INSTRUCTIONS TO FOLLOW - Each line of the listing below containing the word "Study" should be returned.

****

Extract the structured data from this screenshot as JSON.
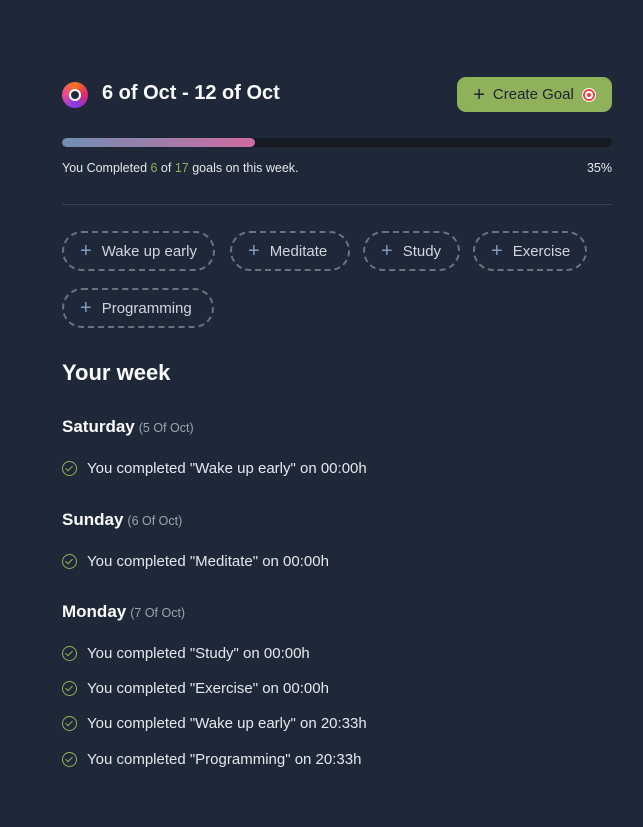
{
  "header": {
    "range_title": "6 of Oct - 12 of Oct",
    "create_goal_label": "Create Goal",
    "create_goal_plus": "+"
  },
  "progress": {
    "completed": "6",
    "total": "17",
    "percent_label": "35%",
    "fraction": 0.35,
    "text_prefix": "You Completed ",
    "text_middle": " of ",
    "text_suffix": " goals on this week."
  },
  "goals": [
    {
      "label": "Wake up early"
    },
    {
      "label": "Meditate"
    },
    {
      "label": "Study"
    },
    {
      "label": "Exercise"
    },
    {
      "label": "Programming"
    }
  ],
  "week": {
    "title": "Your week",
    "days": [
      {
        "name": "Saturday",
        "date": "(5 Of Oct)",
        "entries": [
          "You completed \"Wake up early\" on 00:00h"
        ]
      },
      {
        "name": "Sunday",
        "date": "(6 Of Oct)",
        "entries": [
          "You completed \"Meditate\" on 00:00h"
        ]
      },
      {
        "name": "Monday",
        "date": "(7 Of Oct)",
        "entries": [
          "You completed \"Study\" on 00:00h",
          "You completed \"Exercise\" on 00:00h",
          "You completed \"Wake up early\" on 20:33h",
          "You completed \"Programming\" on 20:33h"
        ]
      }
    ]
  },
  "colors": {
    "background": "#1e2838",
    "accent_green": "#8fb15a",
    "progress_start": "#6f8fb3",
    "progress_end": "#d06aa2"
  },
  "icons": {
    "logo": "inorbit-logo-icon",
    "create": "plus-icon",
    "target": "target-icon",
    "check": "check-circle-icon"
  }
}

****

RESPONSE FOR THIS EXERCISE -
      "label": "Study"
          "You completed \"Study\" on 00:00h",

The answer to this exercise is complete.